### TASK MATERIAL:
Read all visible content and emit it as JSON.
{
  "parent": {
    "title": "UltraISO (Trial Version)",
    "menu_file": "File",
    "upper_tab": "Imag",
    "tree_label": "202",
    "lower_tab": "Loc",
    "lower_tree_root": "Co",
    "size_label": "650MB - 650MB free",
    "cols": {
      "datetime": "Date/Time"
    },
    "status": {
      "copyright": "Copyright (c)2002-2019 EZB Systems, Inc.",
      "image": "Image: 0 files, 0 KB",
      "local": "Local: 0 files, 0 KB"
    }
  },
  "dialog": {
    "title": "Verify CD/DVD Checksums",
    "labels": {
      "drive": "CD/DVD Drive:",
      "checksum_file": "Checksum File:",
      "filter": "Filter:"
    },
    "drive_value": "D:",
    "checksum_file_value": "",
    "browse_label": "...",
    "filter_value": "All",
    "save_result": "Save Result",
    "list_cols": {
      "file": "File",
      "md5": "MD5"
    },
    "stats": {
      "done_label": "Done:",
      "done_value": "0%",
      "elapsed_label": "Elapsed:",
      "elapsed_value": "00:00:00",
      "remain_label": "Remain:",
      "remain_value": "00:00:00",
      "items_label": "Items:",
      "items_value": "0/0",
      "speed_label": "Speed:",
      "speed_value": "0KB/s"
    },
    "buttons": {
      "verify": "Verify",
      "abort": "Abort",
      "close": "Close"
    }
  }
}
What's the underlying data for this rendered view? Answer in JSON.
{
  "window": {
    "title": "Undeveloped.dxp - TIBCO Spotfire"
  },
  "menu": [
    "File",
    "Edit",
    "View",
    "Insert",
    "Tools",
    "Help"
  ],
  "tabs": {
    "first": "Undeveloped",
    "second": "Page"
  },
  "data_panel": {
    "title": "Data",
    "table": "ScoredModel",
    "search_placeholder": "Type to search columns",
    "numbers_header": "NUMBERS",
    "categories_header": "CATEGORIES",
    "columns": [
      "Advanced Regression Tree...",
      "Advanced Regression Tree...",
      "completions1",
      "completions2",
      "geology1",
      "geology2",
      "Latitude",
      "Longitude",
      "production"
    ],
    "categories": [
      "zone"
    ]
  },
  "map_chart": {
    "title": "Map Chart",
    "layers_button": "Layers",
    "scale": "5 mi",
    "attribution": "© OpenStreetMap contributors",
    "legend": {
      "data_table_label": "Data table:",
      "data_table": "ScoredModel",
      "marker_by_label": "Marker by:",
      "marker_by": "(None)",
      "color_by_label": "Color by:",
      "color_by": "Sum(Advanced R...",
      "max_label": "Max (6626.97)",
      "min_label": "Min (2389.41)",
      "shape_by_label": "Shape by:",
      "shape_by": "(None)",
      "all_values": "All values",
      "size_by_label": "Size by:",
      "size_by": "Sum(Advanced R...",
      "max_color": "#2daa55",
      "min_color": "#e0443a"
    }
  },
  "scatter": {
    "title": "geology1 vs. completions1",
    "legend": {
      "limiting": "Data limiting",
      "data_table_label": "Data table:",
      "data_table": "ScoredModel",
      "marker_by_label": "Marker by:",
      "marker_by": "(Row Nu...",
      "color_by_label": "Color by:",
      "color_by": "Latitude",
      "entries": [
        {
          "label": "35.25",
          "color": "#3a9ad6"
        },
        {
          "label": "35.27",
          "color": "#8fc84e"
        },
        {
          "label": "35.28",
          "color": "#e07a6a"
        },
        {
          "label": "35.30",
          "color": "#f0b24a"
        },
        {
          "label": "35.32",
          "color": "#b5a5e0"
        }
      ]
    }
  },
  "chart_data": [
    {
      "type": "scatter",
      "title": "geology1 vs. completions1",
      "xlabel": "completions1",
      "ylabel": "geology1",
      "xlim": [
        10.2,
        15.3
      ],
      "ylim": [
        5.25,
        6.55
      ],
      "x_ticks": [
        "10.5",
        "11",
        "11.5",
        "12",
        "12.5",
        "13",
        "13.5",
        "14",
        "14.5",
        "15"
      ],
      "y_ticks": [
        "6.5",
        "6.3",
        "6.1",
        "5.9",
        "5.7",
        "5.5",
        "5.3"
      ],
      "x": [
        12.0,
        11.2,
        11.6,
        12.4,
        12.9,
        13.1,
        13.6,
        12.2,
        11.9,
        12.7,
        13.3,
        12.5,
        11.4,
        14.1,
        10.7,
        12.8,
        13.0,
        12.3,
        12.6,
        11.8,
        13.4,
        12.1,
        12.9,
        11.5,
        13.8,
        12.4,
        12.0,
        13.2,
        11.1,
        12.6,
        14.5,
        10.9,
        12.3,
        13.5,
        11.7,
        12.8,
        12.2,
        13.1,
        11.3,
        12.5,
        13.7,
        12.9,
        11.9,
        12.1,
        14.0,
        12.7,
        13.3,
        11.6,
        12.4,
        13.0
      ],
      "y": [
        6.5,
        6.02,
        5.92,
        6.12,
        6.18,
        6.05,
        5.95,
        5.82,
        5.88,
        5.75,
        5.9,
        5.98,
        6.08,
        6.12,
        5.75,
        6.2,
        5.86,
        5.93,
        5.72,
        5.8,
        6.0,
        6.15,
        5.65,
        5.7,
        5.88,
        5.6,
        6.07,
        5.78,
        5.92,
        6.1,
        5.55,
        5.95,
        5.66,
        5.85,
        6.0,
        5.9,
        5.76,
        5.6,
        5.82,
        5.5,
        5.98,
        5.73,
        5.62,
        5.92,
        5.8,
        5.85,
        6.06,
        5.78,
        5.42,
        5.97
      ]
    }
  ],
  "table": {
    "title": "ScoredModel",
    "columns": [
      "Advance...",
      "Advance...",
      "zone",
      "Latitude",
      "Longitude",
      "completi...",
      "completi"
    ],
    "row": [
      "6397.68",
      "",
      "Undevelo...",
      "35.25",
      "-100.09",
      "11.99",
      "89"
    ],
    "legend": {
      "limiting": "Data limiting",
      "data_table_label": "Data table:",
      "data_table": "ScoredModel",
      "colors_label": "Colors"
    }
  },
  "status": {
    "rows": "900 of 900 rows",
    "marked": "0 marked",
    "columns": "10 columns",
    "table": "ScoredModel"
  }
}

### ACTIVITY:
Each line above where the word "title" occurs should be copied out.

### RESPONSE FOR THIS EXERCISE:
    "title": "UltraISO (Trial Version)",
    "title": "Verify CD/DVD Checksums",
    "title": "Undeveloped.dxp - TIBCO Spotfire"
    "title": "Data",
    "title": "Map Chart",
    "title": "geology1 vs. completions1",
      "title": "geology1 vs. completions1",
    "title": "ScoredModel",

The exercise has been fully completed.